Common mass flow meters and mass flow controllers work with thermal measuring principles (with bypass sensor or according the CTA principle (Constant Temperature Anemometry). Thermal sensors operate on the principle of heat transport in the sensor element. This method depends on the type of gas, since the heat transport depends directly on the heat capacity and the thermal conductivity of the gas to be metered.
Since NO2 has a temperature and pressure-dependent equilibrium with N2O4, the parameters in the sensor element can change constantly. Consideration of the equilibrium using a single conversion factor to a reference gas is not sufficient, especially for pure NO2 or N2O4. Through gravimetric tests, we have determined that massive under-dosing can occur at a dosage of pure NO2 (approx. 10 % of the target value).

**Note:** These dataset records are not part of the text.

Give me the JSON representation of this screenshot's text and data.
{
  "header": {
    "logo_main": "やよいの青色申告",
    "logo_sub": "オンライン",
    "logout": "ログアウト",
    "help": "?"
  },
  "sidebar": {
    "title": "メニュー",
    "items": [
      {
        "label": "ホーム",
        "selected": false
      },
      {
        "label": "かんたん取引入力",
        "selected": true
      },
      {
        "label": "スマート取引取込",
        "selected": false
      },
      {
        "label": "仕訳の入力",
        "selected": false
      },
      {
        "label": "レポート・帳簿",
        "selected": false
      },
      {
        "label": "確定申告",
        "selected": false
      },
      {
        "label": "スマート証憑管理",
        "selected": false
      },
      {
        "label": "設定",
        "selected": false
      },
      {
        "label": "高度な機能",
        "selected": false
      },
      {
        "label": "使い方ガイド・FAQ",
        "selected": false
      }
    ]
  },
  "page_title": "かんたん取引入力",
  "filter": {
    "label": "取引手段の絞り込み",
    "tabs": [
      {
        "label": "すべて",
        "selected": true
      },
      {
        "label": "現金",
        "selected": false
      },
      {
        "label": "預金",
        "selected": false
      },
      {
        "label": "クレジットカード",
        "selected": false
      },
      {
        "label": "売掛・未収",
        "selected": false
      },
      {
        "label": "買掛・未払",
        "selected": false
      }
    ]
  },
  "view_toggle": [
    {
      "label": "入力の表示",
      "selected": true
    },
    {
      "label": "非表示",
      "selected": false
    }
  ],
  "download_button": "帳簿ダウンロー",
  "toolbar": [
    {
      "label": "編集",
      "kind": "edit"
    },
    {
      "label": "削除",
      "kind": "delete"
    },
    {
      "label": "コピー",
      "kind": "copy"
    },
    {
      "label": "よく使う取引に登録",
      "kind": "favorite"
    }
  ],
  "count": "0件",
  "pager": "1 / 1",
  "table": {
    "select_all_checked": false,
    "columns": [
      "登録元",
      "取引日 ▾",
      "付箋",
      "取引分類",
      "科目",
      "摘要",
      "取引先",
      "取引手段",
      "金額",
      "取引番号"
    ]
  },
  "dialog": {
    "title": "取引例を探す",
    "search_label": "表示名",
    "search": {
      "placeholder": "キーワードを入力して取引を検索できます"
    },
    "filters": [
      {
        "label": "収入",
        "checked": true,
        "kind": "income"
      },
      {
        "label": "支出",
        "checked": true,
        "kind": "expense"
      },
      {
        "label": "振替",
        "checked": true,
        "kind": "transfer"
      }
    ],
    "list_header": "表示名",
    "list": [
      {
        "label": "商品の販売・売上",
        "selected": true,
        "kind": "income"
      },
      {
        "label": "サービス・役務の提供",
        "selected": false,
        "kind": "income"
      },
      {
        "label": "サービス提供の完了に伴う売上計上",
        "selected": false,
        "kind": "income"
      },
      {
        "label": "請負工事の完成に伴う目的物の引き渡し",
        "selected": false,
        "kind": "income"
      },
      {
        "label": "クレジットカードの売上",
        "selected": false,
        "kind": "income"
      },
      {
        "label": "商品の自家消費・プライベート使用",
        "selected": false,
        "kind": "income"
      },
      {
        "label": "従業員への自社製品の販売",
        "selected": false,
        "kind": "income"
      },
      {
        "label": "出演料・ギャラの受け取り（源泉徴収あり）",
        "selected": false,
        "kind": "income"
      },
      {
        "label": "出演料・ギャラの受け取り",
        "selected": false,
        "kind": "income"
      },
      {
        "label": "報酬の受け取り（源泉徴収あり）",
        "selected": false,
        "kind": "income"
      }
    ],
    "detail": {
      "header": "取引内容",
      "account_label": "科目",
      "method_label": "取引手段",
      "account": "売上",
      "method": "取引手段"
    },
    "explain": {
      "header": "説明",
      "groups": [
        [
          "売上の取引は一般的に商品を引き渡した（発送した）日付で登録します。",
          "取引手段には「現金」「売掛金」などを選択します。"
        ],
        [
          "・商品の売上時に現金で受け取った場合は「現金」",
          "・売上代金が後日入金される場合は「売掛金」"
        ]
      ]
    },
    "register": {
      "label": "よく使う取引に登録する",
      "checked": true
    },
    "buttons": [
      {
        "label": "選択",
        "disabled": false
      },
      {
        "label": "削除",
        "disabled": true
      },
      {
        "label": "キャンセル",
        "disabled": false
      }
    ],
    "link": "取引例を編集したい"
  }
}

A further challenge with a thermal mass flow controller in the closed state, corresponding to a flow rate of 0 ml/min, is that it can produce pseudo signals of up to 10% of the maximum dosing range. The reason for this is that the sensor element contains a mixture of NO2 and N2O4, which is constantly influenced by the active heating of the sensor element. Thus, a heat transport in the device is faked and a flow rate is indicated.